Transcription is one of those vital linguistic services which, unfortunately, doesn’t really seem to get the recognition it deserves. If you’re used to dealing with subtitling and other linguistic projects, chances are that you’ve used transcription services before, possibly without even noticing. So, this week we’re going to shed a light on everything transcription related and how it fits into the translation/localization sphere.
What is transcription?
To put it simply, transcription is taking the spoken word and converting it into written text. There are many different uses where this could come in handy and help the linguistic project you’re working on, so let’s move onto that next!
Where can transcription be used?
If you’re dealing with a source file that’s spoken as opposed to written — such as an audio interview for which you’re intending to create subtitles — you’ll need to get the spoken language transcribed before it’s translated. It’s not only a lot quicker to work this way, it’s a lot easier for the translator, too. If for any reason you don’t need the file translated and just need it left in the source language (e.g., a telephone call in Spanish), that’s also something we can help you with.
Sometimes, you might need an audio file back. And, that’s where we can help by getting one of our voiceover artists to record the translation so you get an audio file back rather than a written document translation.
Transcription & subtitling

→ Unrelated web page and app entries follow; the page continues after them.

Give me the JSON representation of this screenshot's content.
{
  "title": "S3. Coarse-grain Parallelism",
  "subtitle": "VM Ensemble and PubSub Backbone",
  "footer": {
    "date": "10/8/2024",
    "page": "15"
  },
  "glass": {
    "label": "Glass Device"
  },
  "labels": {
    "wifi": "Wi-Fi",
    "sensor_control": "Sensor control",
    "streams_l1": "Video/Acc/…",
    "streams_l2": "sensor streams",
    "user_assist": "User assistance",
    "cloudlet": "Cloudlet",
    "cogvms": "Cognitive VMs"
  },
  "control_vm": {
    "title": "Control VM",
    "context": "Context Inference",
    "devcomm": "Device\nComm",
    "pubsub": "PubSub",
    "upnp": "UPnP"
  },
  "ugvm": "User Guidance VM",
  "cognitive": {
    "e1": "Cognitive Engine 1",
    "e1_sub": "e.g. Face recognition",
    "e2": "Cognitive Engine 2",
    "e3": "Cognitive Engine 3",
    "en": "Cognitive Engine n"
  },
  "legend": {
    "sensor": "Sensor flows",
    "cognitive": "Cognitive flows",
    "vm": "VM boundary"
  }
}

It’s no surprise that transcription is a major part of the subtitling process. Before you start your subtitling project, you’ll need to make sure you have all of the written text, and that’s where transcription comes in. Plus, if you have speakers who speak a different language (e.g., you’re subtitling an Arabic speaker so that the English-speaking audience can understand what they’re saying), what’s being said will get transcribed and then translated so it can be subtitled.
When is transcription necessary?
There are a number of important uses for transcription services. The government and law enforcement agents use these kinds of services a lot to document trials and court cases.Then, you’ve got the likes of market research companies who need to document responses from non-English speakers. You’ve even got TV and media who use subtitling to make their shows more accessible, business meetings, and even medical transcripts, too.
So, as you can see, there’s a big need for transcription services. And, it’s something we’re more than happy to help you out with here at PGLS. If you’d like some advice, please feel free to get in touch and we’ll be happy to help.